Transparency is a critical element of a clean brand. St. Tropez, for the most part, appears to uphold a decent level of transparency. They clearly state their cruelty-free and vegan claims on their website and provide a full list of their product ingredients.

Their PETA certification also indicates a level of ethical accountability. Nevertheless, the absence of a vegan certification raises questions about their vegan claim’s verifiability.

Moreover, there is minimal information on their environmental sustainability efforts, making it hard to assess their commitment to reducing their environmental footprint. A true clean brand would be more forthcoming about their sustainability practices.

Conclusion: Is St. Tropez Really a Clean Brand?

Based on our investigation, it can be concluded that St. Tropez does make a considerable effort to align with clean beauty standards. They adhere to cruelty-free practices as verified by PETA and assert to be a vegan brand, although the latter claim lacks a third-party certification.

Their transparency about their ethical practices and ingredients is commendable. However, they could improve their commitment to clean beauty by providing more information about their sustainability efforts and seeking third-party verification for their vegan claim.

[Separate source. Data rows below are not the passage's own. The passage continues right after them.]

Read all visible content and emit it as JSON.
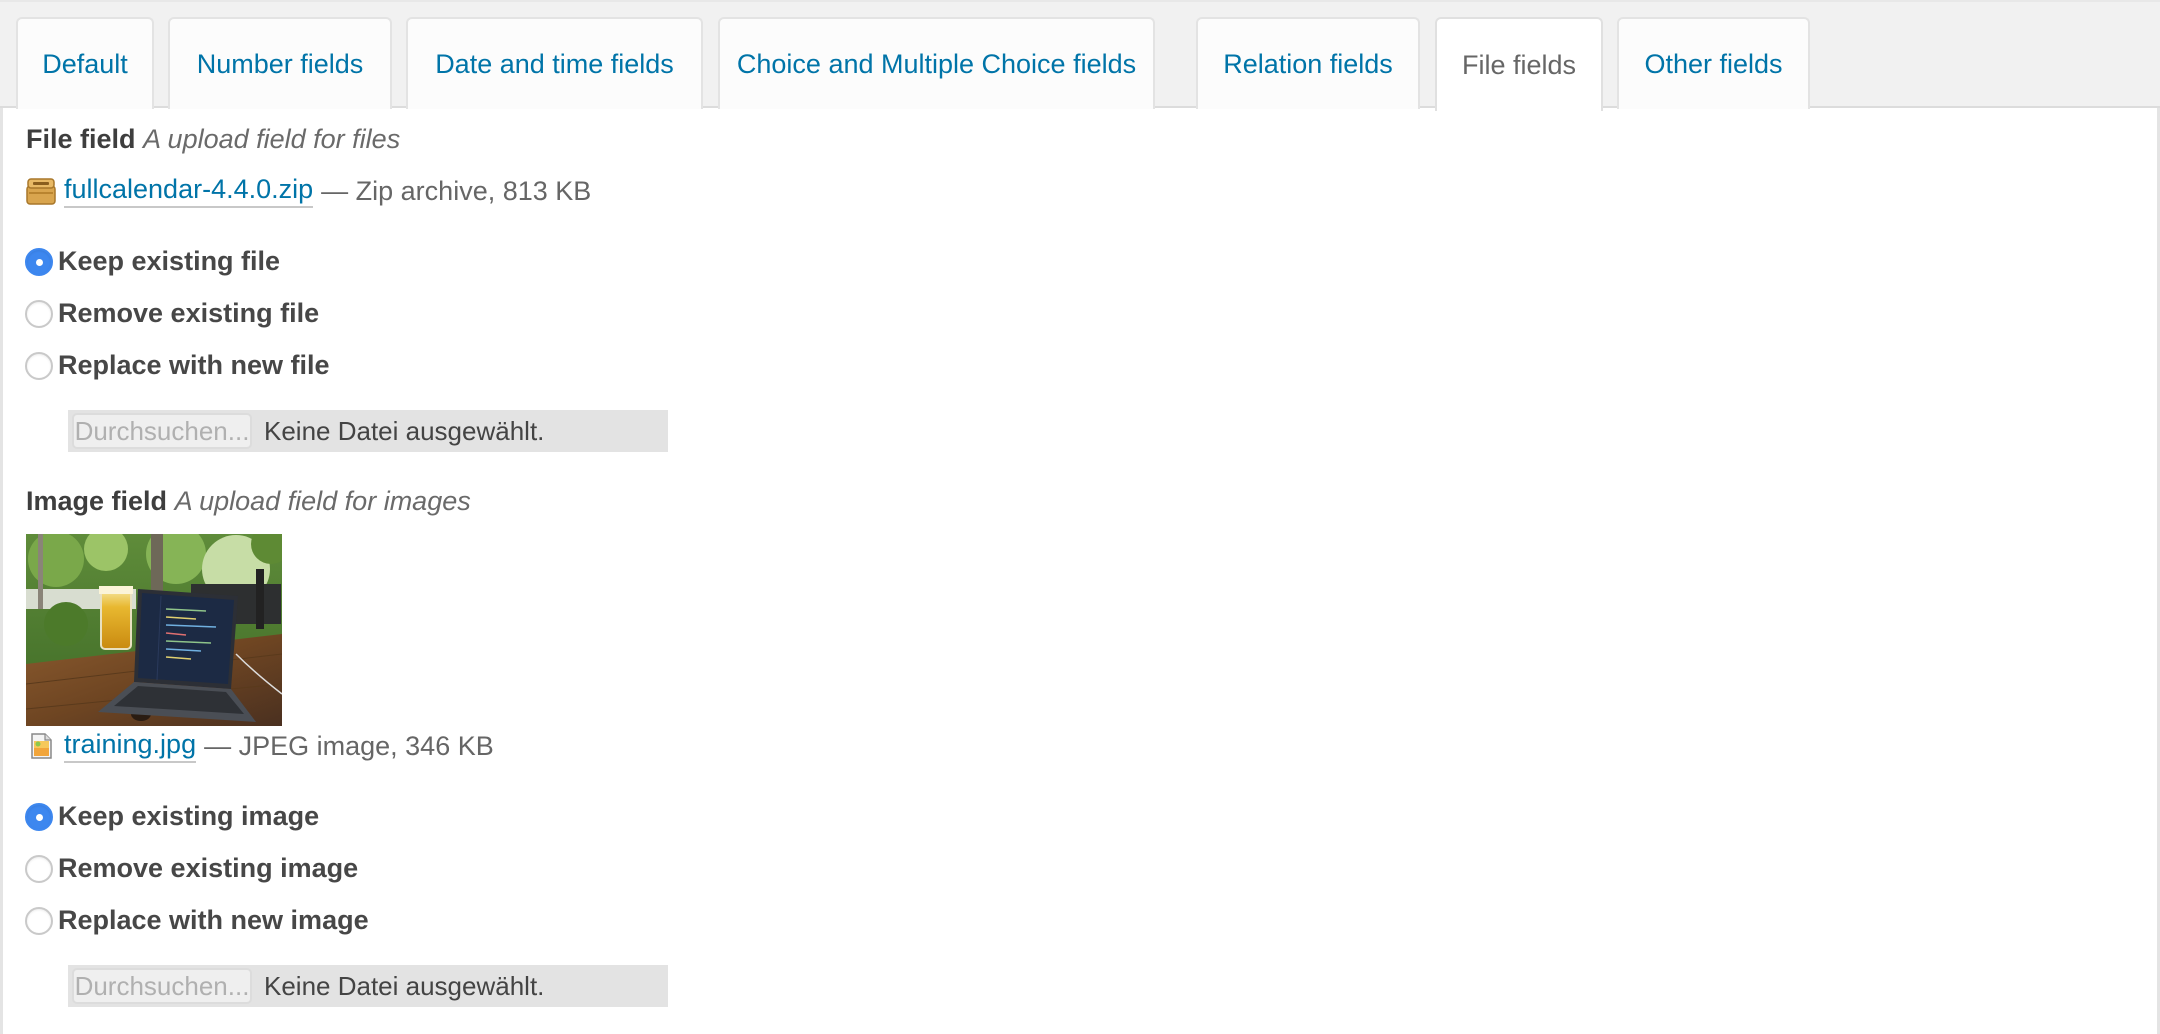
{
  "tabs": [
    {
      "label": "Default",
      "active": false
    },
    {
      "label": "Number fields",
      "active": false
    },
    {
      "label": "Date and time fields",
      "active": false
    },
    {
      "label": "Choice and Multiple Choice fields",
      "active": false
    },
    {
      "label": "Relation fields",
      "active": false
    },
    {
      "label": "File fields",
      "active": true
    },
    {
      "label": "Other fields",
      "active": false
    }
  ],
  "file_field": {
    "label": "File field",
    "help": "A upload field for files",
    "icon": "archive-icon",
    "filename": "fullcalendar-4.4.0.zip",
    "meta": "— Zip archive, 813 KB",
    "options": [
      {
        "label": "Keep existing file",
        "checked": true
      },
      {
        "label": "Remove existing file",
        "checked": false
      },
      {
        "label": "Replace with new file",
        "checked": false
      }
    ],
    "browse_label": "Durchsuchen...",
    "no_file_label": "Keine Datei ausgewählt."
  },
  "image_field": {
    "label": "Image field",
    "help": "A upload field for images",
    "thumbnail_alt": "Laptop on a wooden table next to a glass of beer in a garden",
    "icon": "image-file-icon",
    "filename": "training.jpg",
    "meta": "— JPEG image, 346 KB",
    "options": [
      {
        "label": "Keep existing image",
        "checked": true
      },
      {
        "label": "Remove existing image",
        "checked": false
      },
      {
        "label": "Replace with new image",
        "checked": false
      }
    ],
    "browse_label": "Durchsuchen...",
    "no_file_label": "Keine Datei ausgewählt."
  },
  "colors": {
    "link": "#0074a8",
    "radio_checked": "#3d87ef",
    "tab_bar_bg": "#f1f1f1"
  }
}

In conclusion, while St. Tropez shows promise as a clean brand, there are areas where they could certainly bolster their assertions and transparency. As always, it’s important for consumers to conduct their own research and validate brands’ claims before purchasing.